**YOUR GOAL:** Wherever a line holds the word "icon", copy that line from the data.

**DATASET EXCERPTS:**
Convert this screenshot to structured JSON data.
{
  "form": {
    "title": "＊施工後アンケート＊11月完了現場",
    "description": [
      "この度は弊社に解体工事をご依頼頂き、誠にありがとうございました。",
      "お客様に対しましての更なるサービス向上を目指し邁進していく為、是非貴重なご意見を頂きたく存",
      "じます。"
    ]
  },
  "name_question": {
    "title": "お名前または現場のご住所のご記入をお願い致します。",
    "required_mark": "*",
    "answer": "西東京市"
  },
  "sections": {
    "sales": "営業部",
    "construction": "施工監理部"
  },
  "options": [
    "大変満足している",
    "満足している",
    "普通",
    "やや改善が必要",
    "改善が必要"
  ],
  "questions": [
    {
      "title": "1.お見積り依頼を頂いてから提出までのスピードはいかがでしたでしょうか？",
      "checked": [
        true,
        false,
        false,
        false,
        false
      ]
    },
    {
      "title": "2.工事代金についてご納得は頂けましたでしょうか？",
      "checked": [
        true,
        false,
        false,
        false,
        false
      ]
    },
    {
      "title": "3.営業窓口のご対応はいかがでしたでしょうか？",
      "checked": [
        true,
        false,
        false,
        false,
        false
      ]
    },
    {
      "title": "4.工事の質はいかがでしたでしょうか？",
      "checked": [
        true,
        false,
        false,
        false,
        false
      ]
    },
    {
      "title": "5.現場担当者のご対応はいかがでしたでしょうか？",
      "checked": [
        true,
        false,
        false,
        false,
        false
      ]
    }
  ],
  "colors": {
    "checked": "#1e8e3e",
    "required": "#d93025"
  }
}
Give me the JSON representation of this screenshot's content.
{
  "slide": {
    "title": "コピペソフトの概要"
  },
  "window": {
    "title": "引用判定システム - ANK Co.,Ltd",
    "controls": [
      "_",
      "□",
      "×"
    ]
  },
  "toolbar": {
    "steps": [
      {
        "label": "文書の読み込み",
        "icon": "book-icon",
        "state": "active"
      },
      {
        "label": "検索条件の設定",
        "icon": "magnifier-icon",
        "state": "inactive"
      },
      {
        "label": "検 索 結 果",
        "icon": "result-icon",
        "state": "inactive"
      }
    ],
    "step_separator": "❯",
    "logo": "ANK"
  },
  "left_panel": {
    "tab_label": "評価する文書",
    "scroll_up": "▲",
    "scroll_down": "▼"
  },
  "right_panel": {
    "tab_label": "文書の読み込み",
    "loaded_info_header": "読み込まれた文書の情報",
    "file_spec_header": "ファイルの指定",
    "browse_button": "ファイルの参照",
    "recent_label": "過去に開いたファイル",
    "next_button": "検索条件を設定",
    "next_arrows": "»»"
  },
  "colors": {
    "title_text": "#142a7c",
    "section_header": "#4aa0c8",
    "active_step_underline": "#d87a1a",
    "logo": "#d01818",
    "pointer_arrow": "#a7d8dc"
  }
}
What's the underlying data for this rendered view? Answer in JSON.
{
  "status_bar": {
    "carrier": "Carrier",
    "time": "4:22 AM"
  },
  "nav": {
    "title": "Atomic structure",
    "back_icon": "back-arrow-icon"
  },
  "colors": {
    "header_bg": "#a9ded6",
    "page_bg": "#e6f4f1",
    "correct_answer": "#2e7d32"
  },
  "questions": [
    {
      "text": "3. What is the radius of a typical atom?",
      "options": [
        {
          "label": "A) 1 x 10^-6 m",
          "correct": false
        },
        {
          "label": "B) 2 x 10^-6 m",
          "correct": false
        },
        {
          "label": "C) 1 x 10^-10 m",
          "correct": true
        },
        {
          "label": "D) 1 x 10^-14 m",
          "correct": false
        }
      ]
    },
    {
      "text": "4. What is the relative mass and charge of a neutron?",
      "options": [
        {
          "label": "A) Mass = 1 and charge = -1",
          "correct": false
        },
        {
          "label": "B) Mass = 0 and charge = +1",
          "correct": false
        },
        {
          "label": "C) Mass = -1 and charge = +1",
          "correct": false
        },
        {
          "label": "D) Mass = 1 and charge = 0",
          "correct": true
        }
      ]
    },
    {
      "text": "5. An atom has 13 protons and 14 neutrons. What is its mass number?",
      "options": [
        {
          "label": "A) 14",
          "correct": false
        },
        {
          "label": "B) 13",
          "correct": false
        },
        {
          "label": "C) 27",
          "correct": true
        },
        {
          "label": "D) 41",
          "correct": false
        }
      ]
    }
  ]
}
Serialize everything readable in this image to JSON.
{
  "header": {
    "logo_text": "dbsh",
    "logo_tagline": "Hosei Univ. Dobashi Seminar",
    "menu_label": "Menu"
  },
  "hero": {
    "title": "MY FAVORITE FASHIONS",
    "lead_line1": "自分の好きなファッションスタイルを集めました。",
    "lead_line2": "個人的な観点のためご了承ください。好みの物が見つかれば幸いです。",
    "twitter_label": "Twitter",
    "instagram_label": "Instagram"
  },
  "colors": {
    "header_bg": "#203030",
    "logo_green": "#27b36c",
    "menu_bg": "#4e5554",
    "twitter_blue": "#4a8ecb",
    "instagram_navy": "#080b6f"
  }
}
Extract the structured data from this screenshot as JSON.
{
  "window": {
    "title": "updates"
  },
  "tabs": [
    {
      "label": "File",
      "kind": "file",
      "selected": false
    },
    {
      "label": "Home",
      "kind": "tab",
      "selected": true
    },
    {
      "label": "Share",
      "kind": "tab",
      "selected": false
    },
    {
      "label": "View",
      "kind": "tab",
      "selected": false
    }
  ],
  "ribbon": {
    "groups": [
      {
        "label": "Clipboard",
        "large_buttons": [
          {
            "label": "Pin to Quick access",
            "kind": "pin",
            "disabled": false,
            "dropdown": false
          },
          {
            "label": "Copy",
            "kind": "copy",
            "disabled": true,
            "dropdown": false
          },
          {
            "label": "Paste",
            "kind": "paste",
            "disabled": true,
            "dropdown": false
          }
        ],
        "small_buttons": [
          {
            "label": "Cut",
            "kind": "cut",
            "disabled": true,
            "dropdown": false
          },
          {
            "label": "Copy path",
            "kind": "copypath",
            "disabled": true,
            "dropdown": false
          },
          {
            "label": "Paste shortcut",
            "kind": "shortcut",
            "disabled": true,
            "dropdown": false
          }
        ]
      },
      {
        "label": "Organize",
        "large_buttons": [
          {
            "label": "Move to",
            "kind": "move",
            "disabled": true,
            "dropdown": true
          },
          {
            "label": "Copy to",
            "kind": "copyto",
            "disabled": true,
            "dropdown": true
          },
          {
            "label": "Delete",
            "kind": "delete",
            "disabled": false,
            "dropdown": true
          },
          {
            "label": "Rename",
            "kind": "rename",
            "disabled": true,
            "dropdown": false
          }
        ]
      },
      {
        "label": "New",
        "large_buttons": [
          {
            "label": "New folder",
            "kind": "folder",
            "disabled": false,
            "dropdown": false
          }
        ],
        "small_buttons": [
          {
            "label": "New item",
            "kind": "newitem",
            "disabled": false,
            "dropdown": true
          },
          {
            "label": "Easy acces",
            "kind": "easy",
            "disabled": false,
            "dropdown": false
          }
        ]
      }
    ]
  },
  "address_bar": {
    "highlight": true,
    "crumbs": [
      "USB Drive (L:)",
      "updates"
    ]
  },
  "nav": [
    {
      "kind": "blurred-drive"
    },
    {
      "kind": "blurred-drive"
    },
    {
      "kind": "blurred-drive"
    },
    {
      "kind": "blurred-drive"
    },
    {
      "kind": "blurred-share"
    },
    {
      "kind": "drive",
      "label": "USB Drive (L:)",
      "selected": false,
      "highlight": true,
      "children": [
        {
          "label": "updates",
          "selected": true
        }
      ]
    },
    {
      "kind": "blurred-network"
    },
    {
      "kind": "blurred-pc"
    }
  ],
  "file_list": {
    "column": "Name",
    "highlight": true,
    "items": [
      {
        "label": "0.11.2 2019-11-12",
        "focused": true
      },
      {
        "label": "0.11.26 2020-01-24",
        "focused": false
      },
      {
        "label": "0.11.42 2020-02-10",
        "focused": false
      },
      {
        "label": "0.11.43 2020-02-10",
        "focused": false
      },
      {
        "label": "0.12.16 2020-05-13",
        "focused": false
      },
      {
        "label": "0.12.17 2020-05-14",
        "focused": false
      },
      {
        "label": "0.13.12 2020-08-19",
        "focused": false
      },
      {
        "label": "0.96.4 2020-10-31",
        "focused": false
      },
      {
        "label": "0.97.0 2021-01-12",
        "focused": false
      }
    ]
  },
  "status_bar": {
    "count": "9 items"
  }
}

**SOLUTION BELOW:**
        "icon": "book-icon",
        "icon": "magnifier-icon",
        "icon": "result-icon",
    "back_icon": "back-arrow-icon"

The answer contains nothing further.